Free Flatpicking Lesson
Arranged for FGM by Mickey Abraham
Hello and welcome once again to Flatpicking
Guitar Magazine’s free lesson portion of our monthly newsletter. This
month’s tune is an epic version of the “St. Anne’s Reel.” I had a lot
of fun exploring cool variations on this one and I’m certain that even
if you already play this one you will find hip ideas and phrases in my
Once I started coming up with fresh
ideas for this tune I had no choice but to include two complete
variations — it’s not that the third version is more complicated, it’s
more that I had too many ideas to cram into one
As always, version one is a
straight ahead rendition of the tune’s beautiful melody. I
find it fun, interesting, and at times challenging to come up with one
version of a tune, as a tune’s actual melody is often played and taught
in so many different ways.
As I stated before, I really
enjoyed composing the variations for this lesson. I tried to
pay attention to my use of open position in a way that is almost
therapeutic. In lue of clouding up the beautiful tune with
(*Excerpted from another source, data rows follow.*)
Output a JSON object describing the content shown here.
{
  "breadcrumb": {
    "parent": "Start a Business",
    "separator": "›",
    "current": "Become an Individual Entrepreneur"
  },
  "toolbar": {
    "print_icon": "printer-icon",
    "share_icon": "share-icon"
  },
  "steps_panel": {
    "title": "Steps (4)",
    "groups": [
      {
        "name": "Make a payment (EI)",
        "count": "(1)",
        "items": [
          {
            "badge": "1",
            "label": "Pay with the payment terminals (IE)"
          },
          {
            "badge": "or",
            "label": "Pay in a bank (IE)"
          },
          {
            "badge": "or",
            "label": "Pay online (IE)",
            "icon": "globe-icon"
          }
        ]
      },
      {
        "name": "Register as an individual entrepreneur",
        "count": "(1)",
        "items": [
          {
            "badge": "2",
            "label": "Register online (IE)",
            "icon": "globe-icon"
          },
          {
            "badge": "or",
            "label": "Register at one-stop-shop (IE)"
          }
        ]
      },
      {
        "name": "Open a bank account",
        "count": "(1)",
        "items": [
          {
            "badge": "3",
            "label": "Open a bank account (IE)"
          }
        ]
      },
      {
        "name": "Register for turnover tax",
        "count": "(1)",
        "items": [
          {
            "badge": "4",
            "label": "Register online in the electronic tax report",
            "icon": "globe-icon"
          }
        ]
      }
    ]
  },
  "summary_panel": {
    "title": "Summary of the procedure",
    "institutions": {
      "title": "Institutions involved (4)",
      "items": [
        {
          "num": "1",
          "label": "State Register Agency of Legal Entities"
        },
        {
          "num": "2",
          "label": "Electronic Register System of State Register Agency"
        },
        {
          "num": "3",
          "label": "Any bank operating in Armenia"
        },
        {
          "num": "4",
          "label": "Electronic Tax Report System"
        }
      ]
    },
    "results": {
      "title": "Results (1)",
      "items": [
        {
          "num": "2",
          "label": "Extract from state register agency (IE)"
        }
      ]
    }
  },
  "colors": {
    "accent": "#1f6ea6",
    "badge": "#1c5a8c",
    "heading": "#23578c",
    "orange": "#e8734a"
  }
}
random hot licks in the key of D, I tried to weave in and out of the
melody using ideas that are melodic, easy, and relevant.
These ideas, to me, are the antithesis of riffing away using pentatonic
blues scales. For other songs like “Salt Creek” or “Big Mon”
I would choose to take on a more bluesy approach.
The trick to keeping a tune free of
blues licks is to base your solos on major scales and chord
arpeggios. I did use a couple flat 3rds and a
couple chromatic lines to add some harmonic interest and catch your
ear, but then went right back to the straight major scale.
When working with my private students I try to teach them how to
construct lines like these using chord shapes, arpeggios, and scale
ideas. It is fun and challenging to try and come up with your
own lines that fit over the chord changes of a tune. This is
one way to never get tired of playing the same song. If you
are constantly coming up with your own melodic variations, a tune can
be reinvented all the time.
When some folks begin to improvise
their flatpicking solos they often ignore the melodic contour of the
tune’s original melody. I like to study what notes are
integral to the sound of the melody and build my variations off
that. One musically artistic aspect of coming up with a
variation is to sometimes go where your ear expects but then go where
your human ear does not expect it to go — like going higher when your
ear expects it to go lower and vice versa.
Check out the lesson mp3 to
hear these ideas in action.
I know you will enjoy going through
this epic flatpicking rendition of “St. Anne‘s Reel.” You may even find
these types of lines relaxing to play. If you have any
questions or comments on this e-lesson don't hesitate to drop me a line at